The 5-year Old has seen someone be sick at school. On the plants, apparently. Never having been sick herself, she’s quite eager to get in on the act.
“I feel like I feel like I’m going to be sick,” she tells me.
“You’re going to be sick?”
“No, I feel like I feel like I’m going to be sick,” she replies.
“Do you mean you feel like you’re going to be sick?”
“No. I haven’t been sick yet, but I feel like I’m going to be later,” she clarifies.
“What does that feel like?”
“Well, I can feel it coming up from my tummy. It’s nearly reached my chin.” She suddenly claps a hand over her mouth, and continues in a less audible fashion. “I’d better do this to keep it in!”
“I think it comes out a bit faster than that,” I offer. “If it’s got as far as your chin, it’s usually all over.”
She drops her hand and thinks.
“I’m going to stop swallowing and breathe more to keep it in,” she muses.
I ask if it’s possible to stop swallowing, which strikes me as a reflex, but she is already too engaged in taking great wheezing breaths like a tiny and more animated Darth Vader.
“Careful not to hyperventilate!” I warn.
“What does THAT mean?”
“It means… well, if you breathe too much, you might pass out,” I explain.
“I’m not sure that’s what I meant…”
“BREATHING makes you DIE??”
I try to correct this misconception, but she is already puffing out her cheeks and holding her nose in an over-dramatised display of saving herself from the hidden dangers of breath-death.

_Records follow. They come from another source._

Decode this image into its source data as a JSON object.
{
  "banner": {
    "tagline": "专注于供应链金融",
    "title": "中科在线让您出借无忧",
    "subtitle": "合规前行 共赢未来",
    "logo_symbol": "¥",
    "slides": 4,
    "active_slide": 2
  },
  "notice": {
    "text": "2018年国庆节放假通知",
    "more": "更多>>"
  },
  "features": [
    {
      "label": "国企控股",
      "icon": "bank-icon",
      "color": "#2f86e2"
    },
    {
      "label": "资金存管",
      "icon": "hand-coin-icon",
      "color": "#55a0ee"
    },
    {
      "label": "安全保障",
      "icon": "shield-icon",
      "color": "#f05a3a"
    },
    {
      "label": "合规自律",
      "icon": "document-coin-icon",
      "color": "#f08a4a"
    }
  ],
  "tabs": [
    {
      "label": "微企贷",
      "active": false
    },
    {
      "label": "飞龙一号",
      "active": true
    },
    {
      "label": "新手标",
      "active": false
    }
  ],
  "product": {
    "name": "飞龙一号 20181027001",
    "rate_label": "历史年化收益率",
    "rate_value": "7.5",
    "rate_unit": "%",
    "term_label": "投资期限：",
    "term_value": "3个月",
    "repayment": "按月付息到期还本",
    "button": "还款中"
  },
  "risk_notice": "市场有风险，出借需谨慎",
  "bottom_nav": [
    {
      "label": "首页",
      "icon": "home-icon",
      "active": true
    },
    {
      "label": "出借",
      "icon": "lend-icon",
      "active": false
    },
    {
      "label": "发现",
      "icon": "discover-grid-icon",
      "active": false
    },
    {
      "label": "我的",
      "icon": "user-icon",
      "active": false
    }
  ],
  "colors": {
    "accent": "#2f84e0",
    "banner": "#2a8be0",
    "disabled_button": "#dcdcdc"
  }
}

At least it keeps her quiet. And she’ll probably start breathing again if she does pass out…